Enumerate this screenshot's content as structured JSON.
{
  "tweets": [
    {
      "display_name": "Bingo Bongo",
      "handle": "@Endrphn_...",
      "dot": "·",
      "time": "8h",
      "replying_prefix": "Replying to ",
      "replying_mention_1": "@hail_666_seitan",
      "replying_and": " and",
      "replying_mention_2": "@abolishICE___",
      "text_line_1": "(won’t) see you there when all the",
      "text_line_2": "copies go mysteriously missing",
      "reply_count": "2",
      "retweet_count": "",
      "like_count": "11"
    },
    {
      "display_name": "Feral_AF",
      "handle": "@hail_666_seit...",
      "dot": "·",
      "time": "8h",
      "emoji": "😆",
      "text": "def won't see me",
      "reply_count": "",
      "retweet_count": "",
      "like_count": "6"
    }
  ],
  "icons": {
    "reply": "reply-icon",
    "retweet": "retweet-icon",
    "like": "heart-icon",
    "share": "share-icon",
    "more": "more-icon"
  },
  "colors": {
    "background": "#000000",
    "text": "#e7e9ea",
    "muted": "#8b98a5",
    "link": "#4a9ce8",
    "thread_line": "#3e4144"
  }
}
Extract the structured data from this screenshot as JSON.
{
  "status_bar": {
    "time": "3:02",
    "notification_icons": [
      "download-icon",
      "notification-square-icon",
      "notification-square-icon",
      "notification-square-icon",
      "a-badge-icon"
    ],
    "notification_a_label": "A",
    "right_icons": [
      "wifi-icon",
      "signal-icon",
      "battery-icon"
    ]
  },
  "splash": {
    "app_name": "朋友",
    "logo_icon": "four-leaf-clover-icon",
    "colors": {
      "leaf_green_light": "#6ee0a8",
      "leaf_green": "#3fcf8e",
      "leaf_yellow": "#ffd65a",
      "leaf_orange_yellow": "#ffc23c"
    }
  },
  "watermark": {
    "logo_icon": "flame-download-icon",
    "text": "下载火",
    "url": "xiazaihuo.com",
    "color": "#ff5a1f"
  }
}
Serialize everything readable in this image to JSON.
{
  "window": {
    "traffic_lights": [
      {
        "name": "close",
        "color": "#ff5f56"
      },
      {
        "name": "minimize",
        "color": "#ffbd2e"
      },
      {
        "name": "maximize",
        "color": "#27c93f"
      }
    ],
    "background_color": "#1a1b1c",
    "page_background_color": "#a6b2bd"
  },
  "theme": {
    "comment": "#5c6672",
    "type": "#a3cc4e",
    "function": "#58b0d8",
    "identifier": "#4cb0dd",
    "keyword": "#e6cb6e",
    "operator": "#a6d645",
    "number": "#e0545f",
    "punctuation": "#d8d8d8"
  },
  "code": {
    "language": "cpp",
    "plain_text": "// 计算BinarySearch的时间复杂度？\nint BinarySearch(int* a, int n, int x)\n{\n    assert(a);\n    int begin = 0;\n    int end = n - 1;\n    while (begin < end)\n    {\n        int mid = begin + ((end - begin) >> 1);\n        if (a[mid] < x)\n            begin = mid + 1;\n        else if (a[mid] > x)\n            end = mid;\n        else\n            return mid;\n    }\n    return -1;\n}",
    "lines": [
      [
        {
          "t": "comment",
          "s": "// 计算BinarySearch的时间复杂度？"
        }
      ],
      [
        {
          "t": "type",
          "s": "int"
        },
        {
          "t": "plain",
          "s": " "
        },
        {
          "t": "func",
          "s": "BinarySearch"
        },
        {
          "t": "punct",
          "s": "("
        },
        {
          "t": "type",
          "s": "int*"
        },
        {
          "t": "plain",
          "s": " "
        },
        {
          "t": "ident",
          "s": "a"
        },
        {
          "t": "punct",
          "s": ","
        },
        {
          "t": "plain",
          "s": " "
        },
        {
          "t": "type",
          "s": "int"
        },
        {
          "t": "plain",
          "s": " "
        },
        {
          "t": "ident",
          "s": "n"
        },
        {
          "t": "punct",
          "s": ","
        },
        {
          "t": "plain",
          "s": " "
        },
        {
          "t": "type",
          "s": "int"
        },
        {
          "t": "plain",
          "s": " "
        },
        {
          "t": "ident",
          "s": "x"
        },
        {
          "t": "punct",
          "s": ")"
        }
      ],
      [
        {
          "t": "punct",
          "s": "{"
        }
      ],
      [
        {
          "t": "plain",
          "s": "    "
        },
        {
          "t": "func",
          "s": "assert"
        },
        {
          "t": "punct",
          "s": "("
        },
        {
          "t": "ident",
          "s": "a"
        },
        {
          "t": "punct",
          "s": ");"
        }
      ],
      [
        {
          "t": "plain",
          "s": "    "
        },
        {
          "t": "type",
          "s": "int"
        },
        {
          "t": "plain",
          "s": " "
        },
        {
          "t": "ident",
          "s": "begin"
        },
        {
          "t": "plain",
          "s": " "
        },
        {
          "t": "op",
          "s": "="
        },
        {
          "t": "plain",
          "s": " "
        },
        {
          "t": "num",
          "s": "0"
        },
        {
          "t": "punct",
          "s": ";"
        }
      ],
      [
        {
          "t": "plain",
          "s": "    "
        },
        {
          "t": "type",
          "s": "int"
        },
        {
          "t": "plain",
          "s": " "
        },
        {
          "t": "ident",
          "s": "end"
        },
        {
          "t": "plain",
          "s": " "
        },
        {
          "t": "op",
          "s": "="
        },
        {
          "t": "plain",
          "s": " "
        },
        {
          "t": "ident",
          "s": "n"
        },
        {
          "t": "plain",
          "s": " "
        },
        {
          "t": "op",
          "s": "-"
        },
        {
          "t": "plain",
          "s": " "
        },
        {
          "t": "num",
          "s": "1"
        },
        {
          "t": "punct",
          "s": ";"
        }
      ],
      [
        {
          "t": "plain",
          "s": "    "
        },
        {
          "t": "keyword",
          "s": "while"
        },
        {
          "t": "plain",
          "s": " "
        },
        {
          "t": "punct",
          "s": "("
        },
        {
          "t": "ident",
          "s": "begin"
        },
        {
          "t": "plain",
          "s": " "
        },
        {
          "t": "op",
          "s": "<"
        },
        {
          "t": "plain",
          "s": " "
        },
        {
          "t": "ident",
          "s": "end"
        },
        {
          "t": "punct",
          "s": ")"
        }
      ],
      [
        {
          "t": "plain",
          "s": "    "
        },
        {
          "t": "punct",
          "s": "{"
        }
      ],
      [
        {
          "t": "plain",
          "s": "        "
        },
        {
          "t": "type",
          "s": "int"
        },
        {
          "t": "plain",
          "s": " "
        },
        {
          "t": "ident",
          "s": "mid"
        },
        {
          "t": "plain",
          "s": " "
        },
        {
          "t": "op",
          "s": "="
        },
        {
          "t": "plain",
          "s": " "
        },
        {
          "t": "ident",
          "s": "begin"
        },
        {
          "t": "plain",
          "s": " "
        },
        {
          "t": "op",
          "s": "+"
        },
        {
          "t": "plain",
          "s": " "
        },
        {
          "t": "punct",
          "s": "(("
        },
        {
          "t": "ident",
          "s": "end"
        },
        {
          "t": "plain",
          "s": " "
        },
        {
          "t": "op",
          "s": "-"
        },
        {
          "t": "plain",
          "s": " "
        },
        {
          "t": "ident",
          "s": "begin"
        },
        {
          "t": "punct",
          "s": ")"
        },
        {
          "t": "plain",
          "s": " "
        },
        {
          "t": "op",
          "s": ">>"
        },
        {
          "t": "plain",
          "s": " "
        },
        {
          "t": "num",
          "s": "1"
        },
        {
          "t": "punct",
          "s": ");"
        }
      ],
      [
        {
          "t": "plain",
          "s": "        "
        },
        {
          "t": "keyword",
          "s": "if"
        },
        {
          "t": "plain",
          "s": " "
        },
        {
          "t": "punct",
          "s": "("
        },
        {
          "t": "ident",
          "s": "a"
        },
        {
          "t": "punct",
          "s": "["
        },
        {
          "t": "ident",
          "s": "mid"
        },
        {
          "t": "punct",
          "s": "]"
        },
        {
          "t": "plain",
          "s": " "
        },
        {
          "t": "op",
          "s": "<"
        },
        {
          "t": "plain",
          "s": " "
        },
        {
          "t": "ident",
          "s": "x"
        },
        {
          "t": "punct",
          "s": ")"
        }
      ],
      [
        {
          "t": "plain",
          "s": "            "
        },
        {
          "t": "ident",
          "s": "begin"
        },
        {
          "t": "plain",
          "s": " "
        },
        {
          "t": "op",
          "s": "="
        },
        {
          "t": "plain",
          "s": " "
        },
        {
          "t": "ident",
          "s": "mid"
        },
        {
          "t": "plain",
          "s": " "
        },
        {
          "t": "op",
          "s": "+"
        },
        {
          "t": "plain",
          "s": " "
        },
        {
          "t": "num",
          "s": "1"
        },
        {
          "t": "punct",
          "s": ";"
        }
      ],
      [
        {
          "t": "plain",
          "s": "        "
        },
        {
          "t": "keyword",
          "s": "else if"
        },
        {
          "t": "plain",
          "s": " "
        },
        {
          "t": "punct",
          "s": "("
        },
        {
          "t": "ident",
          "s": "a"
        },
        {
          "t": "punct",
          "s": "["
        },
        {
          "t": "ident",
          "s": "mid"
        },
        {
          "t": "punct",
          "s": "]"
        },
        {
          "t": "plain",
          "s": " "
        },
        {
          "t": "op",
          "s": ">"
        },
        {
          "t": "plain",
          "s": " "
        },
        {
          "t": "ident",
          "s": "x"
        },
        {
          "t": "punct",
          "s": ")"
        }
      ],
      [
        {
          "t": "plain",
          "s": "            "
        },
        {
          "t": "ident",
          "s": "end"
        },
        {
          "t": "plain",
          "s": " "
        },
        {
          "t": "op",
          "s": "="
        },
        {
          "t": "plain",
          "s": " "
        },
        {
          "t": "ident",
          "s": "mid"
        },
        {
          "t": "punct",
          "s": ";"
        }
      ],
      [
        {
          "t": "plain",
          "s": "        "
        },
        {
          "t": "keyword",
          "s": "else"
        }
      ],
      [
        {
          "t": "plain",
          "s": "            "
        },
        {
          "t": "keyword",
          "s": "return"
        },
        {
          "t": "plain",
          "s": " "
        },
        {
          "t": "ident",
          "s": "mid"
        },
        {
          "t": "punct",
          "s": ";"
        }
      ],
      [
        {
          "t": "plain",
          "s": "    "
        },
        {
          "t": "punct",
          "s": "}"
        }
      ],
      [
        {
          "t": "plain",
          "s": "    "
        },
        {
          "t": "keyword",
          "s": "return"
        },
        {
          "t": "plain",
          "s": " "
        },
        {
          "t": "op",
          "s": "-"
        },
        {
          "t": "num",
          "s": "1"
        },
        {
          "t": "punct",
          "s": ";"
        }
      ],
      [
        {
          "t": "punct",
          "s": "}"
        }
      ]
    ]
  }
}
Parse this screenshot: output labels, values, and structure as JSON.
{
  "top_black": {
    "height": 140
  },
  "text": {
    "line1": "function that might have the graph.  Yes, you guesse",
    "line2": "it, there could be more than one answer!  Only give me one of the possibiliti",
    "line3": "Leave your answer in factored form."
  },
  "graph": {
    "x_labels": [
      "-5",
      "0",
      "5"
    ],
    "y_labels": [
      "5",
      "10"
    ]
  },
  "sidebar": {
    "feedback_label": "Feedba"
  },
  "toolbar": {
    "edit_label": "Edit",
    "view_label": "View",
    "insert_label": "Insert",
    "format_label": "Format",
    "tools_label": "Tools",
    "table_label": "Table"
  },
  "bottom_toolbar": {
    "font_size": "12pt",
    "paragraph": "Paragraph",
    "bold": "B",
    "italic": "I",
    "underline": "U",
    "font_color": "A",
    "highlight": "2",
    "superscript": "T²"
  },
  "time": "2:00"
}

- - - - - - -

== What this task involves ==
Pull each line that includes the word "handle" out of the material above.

== Finished task ==
      "handle": "@Endrphn_...",
      "handle": "@hail_666_seit...",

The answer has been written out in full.